While Mayor Bloomberg – who should really know better at this point - is not alone in his outreach and acceptance of various CAIR figures (and it should be said that CAIR has done a masterful job of promoting itself, as Almontaser stated, as a "prominent civil rights organization" despite its extremist track record and documented support for, and ties to terrorists,) the Department of Justice has branded CAIR an unindicted co-conspirator in the largest terror financing trial in U.S. history, naming the organization as part of the Palestine Committee of the Muslim Brotherhood in the Dallas trial against the Holy Land Foundation for Relief and Development (HLF).

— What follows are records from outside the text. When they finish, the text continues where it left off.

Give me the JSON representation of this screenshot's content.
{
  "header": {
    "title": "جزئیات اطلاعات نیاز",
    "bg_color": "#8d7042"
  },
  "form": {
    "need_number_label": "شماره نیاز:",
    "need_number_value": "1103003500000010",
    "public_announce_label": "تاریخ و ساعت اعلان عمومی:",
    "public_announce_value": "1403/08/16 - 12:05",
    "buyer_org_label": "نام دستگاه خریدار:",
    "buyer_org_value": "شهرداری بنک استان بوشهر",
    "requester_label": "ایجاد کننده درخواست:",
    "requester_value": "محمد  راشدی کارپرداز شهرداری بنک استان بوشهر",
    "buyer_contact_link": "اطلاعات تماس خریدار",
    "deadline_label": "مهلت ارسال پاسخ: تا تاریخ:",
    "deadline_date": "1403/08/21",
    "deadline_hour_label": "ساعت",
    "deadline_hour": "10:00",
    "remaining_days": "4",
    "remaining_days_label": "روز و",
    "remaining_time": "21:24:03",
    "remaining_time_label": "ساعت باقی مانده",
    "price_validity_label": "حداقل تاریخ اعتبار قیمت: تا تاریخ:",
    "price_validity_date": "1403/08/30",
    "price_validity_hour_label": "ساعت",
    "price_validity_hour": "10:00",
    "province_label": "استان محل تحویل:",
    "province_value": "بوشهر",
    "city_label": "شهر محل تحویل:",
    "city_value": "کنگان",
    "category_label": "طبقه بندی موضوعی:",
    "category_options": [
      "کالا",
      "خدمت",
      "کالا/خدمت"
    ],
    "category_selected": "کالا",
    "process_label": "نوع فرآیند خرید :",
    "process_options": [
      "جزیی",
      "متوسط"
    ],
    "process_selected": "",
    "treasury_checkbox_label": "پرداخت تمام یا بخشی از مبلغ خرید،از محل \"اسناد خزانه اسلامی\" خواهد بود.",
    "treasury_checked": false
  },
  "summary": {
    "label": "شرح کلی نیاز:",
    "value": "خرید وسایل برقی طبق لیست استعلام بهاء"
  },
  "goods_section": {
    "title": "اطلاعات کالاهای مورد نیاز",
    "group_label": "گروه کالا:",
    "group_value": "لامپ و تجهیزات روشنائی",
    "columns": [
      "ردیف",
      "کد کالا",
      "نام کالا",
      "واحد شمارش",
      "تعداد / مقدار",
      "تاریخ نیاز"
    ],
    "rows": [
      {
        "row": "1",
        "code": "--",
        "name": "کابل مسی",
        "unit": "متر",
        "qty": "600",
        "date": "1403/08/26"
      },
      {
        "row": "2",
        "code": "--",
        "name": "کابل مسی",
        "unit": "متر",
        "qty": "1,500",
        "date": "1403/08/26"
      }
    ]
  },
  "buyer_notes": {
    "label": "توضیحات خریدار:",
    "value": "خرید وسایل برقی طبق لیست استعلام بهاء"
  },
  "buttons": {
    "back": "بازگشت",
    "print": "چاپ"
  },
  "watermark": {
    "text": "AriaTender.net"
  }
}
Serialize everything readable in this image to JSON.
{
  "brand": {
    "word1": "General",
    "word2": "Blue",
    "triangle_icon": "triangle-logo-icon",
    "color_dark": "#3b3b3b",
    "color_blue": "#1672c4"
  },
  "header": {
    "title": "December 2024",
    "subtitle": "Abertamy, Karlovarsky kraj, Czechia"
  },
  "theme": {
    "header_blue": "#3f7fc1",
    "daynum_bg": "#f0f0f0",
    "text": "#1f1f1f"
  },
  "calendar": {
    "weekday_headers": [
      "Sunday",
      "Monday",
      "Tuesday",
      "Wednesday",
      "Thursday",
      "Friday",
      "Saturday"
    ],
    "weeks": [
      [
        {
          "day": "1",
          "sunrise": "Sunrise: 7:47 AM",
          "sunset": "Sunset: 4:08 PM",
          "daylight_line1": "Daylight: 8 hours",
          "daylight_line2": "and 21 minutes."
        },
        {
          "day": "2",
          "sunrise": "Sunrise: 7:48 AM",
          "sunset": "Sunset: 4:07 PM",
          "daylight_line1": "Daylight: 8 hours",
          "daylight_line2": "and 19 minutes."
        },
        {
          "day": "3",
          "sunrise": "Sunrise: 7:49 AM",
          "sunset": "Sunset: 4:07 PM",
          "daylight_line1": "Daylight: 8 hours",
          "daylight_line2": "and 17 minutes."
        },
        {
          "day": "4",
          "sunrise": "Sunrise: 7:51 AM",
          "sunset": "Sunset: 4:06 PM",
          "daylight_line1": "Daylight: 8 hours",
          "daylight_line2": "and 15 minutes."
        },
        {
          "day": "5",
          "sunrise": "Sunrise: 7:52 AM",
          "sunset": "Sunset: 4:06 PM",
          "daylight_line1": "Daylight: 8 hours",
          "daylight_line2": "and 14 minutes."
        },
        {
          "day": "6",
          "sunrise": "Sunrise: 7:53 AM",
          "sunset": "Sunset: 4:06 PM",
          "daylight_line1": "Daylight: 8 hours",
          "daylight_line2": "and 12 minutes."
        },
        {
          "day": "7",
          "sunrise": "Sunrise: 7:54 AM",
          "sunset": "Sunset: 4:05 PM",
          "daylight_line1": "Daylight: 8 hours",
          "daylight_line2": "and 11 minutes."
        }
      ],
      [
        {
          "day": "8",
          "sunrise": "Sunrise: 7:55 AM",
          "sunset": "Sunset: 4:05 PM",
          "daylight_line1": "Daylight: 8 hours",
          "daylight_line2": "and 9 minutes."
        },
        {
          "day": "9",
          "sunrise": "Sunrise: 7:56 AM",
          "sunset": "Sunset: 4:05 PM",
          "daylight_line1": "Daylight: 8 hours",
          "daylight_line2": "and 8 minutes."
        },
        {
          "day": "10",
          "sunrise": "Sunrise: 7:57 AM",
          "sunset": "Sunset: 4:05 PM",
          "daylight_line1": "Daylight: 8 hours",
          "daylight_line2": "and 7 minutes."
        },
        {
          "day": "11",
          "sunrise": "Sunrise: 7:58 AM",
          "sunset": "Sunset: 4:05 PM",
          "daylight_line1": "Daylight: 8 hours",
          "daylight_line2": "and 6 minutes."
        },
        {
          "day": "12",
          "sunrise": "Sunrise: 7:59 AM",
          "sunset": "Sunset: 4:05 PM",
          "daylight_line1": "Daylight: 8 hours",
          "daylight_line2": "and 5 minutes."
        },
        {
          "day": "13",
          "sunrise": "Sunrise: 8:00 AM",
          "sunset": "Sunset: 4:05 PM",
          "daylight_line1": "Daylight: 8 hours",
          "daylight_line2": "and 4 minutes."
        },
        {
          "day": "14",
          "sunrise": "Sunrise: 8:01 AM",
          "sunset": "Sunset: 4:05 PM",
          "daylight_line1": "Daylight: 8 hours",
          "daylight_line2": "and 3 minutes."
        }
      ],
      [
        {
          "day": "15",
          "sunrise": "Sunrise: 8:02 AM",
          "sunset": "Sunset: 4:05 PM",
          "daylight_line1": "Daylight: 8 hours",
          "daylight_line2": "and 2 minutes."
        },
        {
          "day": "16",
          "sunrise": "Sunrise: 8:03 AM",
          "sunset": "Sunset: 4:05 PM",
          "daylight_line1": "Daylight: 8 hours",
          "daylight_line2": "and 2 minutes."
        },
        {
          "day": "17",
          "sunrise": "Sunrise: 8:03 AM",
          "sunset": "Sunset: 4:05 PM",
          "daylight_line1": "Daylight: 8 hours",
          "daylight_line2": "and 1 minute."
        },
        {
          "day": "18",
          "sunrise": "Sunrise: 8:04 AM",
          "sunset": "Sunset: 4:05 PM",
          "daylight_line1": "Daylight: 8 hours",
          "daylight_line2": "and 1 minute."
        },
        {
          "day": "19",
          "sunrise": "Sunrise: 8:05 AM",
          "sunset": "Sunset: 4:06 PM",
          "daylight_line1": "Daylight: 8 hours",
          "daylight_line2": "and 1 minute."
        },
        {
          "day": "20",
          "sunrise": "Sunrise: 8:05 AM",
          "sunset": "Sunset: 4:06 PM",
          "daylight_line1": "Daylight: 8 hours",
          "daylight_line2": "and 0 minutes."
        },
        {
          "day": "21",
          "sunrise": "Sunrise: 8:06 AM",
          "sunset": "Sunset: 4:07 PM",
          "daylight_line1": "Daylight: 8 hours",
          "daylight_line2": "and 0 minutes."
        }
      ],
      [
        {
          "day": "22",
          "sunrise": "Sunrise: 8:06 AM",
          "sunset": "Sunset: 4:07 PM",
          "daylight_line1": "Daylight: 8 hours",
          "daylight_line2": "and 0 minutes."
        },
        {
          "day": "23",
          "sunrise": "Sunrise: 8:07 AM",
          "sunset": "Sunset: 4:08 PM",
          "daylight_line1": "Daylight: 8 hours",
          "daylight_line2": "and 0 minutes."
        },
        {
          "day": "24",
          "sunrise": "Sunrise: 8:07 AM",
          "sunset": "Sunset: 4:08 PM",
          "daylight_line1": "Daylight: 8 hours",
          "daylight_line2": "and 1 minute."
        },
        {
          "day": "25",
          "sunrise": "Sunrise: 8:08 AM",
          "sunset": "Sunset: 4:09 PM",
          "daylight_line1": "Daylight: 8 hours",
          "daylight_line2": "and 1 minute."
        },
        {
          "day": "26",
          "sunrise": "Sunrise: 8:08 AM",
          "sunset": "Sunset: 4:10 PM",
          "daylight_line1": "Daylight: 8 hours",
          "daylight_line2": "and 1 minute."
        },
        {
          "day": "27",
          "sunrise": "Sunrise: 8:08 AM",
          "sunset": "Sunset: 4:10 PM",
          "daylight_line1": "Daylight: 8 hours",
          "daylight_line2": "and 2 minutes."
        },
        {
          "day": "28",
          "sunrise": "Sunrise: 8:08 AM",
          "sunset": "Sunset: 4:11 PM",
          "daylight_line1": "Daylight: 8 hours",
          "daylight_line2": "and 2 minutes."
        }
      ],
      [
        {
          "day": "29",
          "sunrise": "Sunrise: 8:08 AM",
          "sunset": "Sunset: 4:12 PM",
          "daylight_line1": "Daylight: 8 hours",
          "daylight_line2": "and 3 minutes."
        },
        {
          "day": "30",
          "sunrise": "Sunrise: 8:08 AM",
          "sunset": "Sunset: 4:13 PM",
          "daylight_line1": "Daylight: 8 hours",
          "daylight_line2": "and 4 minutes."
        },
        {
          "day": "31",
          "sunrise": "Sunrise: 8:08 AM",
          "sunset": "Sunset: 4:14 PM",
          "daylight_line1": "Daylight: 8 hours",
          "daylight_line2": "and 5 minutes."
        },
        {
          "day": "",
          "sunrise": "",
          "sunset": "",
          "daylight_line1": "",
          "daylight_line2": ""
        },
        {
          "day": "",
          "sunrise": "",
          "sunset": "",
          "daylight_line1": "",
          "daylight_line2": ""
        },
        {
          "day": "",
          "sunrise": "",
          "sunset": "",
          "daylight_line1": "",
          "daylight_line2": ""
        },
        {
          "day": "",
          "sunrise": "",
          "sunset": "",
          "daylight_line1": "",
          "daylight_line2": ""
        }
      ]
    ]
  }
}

In a December court filing in the Eastern District of Virginia, federal prosecutors described CAIR as "having conspired with other affiliates of the Muslim Brotherhood to support terrorists," and also stated that "proof that the conspirators used deception to conceal from the American public their connections to terrorists was introduced" in both the Chicago trial of two Hamas operatives in 2006 and the HLF trial in 2007.
And let's look back at the IPT's dossier on CAIR to learn more about the CAIR chapter that bestowed a community service award upon Ms. Almontaser:
On October 5, 2001, [CAIR-New York] encouraged its constituents to write letters to the The New York Times saying "two of the 19 suspects: Abdulaziz Alomari and Saeed Alghamdi could not have been on the hijacked planes because they are still alive and are working in Saudi Arabia…Last week, the father of Mohamed Atta…was interviewed on the Egyptian Satellite Arabic Channel and said that his son, Mohamed Atta, was well and alive working now in the Untied Arab Emirates!…If three of the 19 suspected ‘hijackers' are still alive, who were the other 16? The important questions are: Who is impersonating these three Muslim Arabs? Why are Muslim Arabs been (sic) implicated in this terrorism? And, who could ‘benefit' from this horrific tragedy?"
[CAIR NY Executive director Ghazi] Khankan, at a CAIR fundraiser in Vienna Va. Tow days later, asked, "Why is it assumed that Muslims were behind the attack on September 11? …We know for sure at least three (people) supposed to be hijackers, who are still alive in the Middle East. The question is, who is impersonating these Muslim names? Who benefits from assuming that Muslims are behind this tragedy, and who benefits from this tragedy?"
At no point did CAIR publicly rebuke Khankan or disassociate itself from his statements. Khankan was at it again in an Oct. 14, 2001 Newsday article. Atta, he said yet again, was alive and well in the United Arab Emirates, the victim of a stolen passport. "Yet the FBI insists he was one of the hijackers. Why hasn't the media reported this?" He insisted at least two hijackers were in Saudi Arabia in a subsequent Newsday story four days later. "I spoke with the Saudi ambassador recently and he confirmed that. So who stole their identities and for what purpose? And who really benefits from such a horrible tragedy that is blamed on Muslims and Arabs?"
In 1998, CAIR co-sponsored an extremist conference in Brooklyn, at which radical cleric Wagdy Ghoneim led the crowd in a song with the lyrics, "No to the Jews, Descendants of the Apes." CAIR officials vigorously defended Ghoneim in his deportation proceedings in Southern California years later. CAIR Southern California Executive Director Hussam Ayloush called Ghoneim's decision to voluntarily leave the U.S. rather than being kicked out as a "dent in our civil rights struggle." And CAIR's major campaign these days is on behalf of the aforementioned Al-Arian.
If Ms. Almontaser is somehow trying to rebuild her credibility by reaching out to CAIR, she has made a grave error. If there was any doubt before that Ms. Almontaser was unfit to lead a public school teaching America's children, she has put that to rest by her embrace of America's foremost Muslim Brotherhood and Hamas-linked front group.